Some people attribute their iPhone addictions to wanting to stay “connected”, and I get that. I have felt that at times, but I also know it has a way of making me feel overly connected. I don’t need to read the Facebook comments of the asshat from Indiana who compares same sex marriage to beastiality. I don’t need to check my work email at home, or (gasp!) post a photo of my dog on Instagram every day. I find myself feeling so bogged down with texts, notifications, messages, calls, and emails, that I often accidentally ignore all of them, even from people I really care about. It’s just too much.
I’m looking forward to tonight– going to bed without my phone being the last thing I see. I’m looking forward to waking up and not immediately reaching for my phone before I’ve even wiped the sleep from my eyes. I am excited about the things that I’ll now be forced to do, like making conversation with people in the grocery store line, and daydreaming at red lights. These are things I miss, things that make me happy and bring me fulfillment. Little, mundane things that sometimes lead to unexpected conversations or epiphanies. I wish I had the self-restraint to leave my phone in my purse and do these things naturally all the time, but I don’t. It’s the same reason I don’t eat junk food every day– because I will eat one Oreo, and then eat ALL the Oreos. I am, and always have been, an all-or-nothing girl.

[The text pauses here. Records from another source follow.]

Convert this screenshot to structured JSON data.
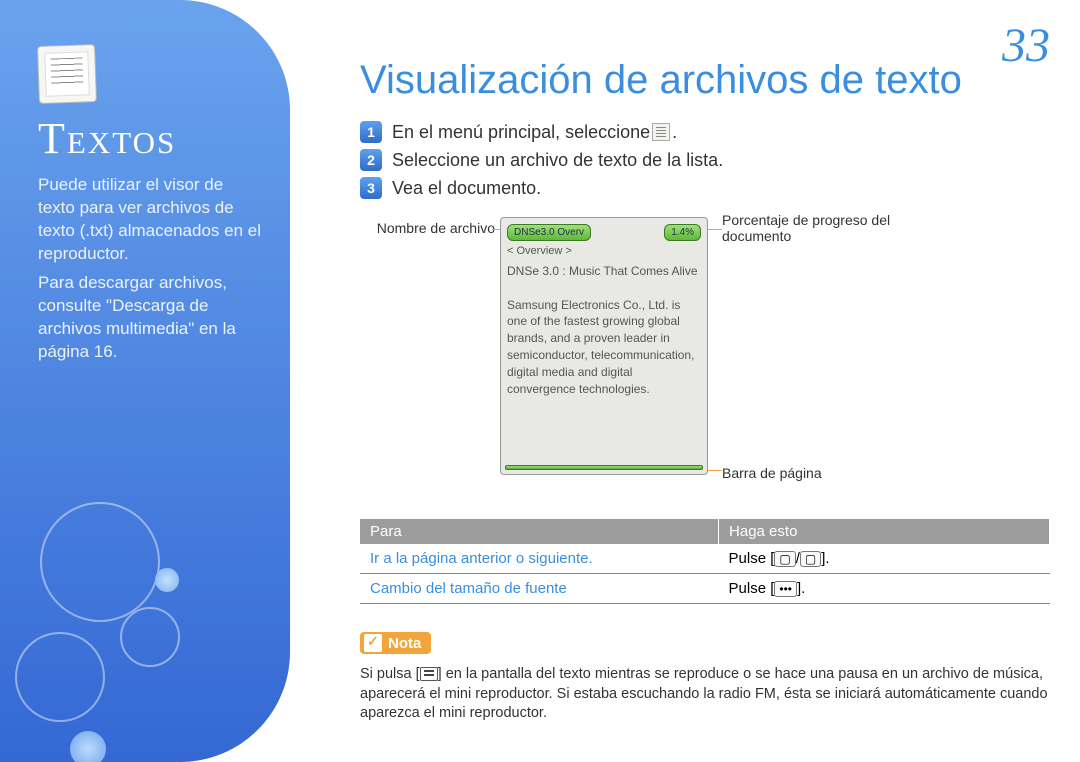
{
  "page_number": "33",
  "sidebar": {
    "title": "Textos",
    "para1": "Puede utilizar el visor de texto para ver archivos de texto (.txt) almacenados en el reproductor.",
    "para2": "Para descargar archivos, consulte \"Descarga de archivos multimedia\" en la página 16."
  },
  "main": {
    "title": "Visualización de archivos de texto",
    "steps": [
      "En el menú principal, seleccione ",
      "Seleccione un archivo de texto de la lista.",
      "Vea el documento."
    ],
    "step1_suffix": " ."
  },
  "diagram": {
    "filename_label": "Nombre de archivo",
    "progress_label": "Porcentaje de progreso del documento",
    "pagebar_label": "Barra de página",
    "device_filename": "DNSe3.0 Overv",
    "device_percent": "1.4%",
    "device_overview": "< Overview >",
    "device_body": "DNSe 3.0 : Music That Comes Alive\n\nSamsung Electronics Co., Ltd. is one of the fastest growing global brands, and a proven leader in semiconductor, telecommunication, digital media and digital convergence technologies."
  },
  "table": {
    "header_left": "Para",
    "header_right": "Haga esto",
    "rows": [
      {
        "left": "Ir a la página anterior o siguiente.",
        "right_prefix": "Pulse [",
        "right_suffix": "]."
      },
      {
        "left": "Cambio del tamaño de fuente",
        "right_prefix": "Pulse [",
        "mid": "•••",
        "right_suffix": "]."
      }
    ]
  },
  "note": {
    "label": "Nota",
    "text": "Si pulsa [≡] en la pantalla del texto mientras se reproduce o se hace una pausa en un archivo de música, aparecerá el mini reproductor. Si estaba escuchando la radio FM, ésta se iniciará automáticamente cuando aparezca el mini reproductor."
  }
}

Sometimes it just takes me giving myself a swift kick in the rear (or drastic measure) to remind myself that life is in front of me and I should be exploring it with my hands, not exploring the digitized version of it in my hands.
So here goes my little self-experiment! I have no idea how long it will last, but I feel confident that I’ll be making many more phone calls, and doing far less texting. Much more conversing, and far less clicking. Much more writing, and a lot less scrolling. Much more driving around getting lost now that I’m GPS-less, but hopefully meeting some interesting people as I stop to to ask for directions along the way.
I’ll let ya know how it goes!
2 thoughts on “Dumbing Down The Smartphone”
Brilliantly, perfectly written piece. Kudos 100% to you Courtney. I, too know this problem in my own life, and the sad thing is that I saw it coming years ago which is why up until 2 years ago, I still had my little LG en-V flip phone. Ha. But alas, turns out starting a business is kindaaaa necessary to have a smartphone, so I’ve only become more and more reliant. Im constantly scheming up ways I can spend less time on my phone. I would like to figure out how to distractify and de-clutter my life to see the beauty again.
Thanks, Bryan! I can tell you I’m only on my full day 1 and I’m loving it so far!! I am impressed that you held out on a smartphone until two years ago. It’s such a difficult thing b/c they are SO useful (looking up things on Google the second you need to know something, especially), but yeah it can get bad fast.
I think just the fact that you are aware of the need to not be a phone addict will hopefully keep you in good shape. Do you ever leave the phone at home when going out to dinner or hanging out with people? I’ve done that in the past and it was nice!
Definitely makes sense that you need to have one when running a business. Or you could get a pager?!? Really take it back! haha 😉
Thanks for your comment & encouragement, buddy!